*** Opening SUPPLIED RECORDS ***
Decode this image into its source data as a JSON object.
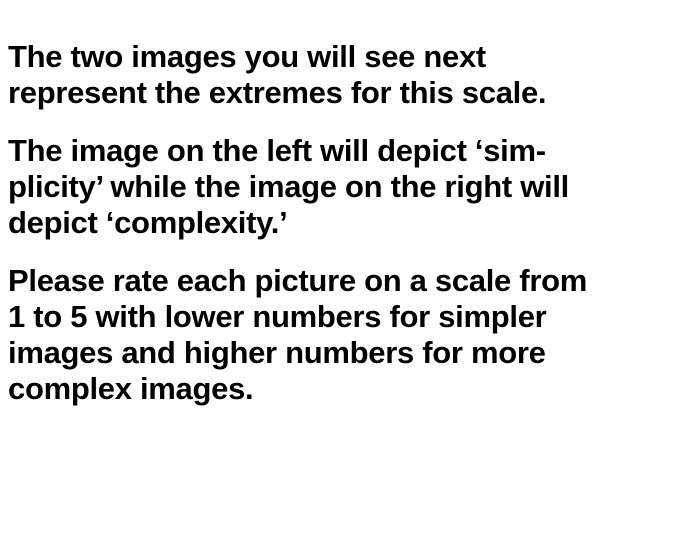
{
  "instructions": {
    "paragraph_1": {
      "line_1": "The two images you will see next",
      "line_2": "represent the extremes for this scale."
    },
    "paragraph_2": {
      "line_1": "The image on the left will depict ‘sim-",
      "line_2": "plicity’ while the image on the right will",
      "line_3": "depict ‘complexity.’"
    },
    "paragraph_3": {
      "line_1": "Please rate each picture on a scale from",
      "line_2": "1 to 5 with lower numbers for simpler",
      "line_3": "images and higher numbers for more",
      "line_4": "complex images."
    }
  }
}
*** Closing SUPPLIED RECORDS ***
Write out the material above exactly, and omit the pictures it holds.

#### FINISHED TASK:
Decode this image into its source data as a JSON object.
{
  "instructions": {
    "paragraph_1": {
      "line_1": "The two images you will see next",
      "line_2": "represent the extremes for this scale."
    },
    "paragraph_2": {
      "line_1": "The image on the left will depict ‘sim-",
      "line_2": "plicity’ while the image on the right will",
      "line_3": "depict ‘complexity.’"
    },
    "paragraph_3": {
      "line_1": "Please rate each picture on a scale from",
      "line_2": "1 to 5 with lower numbers for simpler",
      "line_3": "images and higher numbers for more",
      "line_4": "complex images."
    }
  }
}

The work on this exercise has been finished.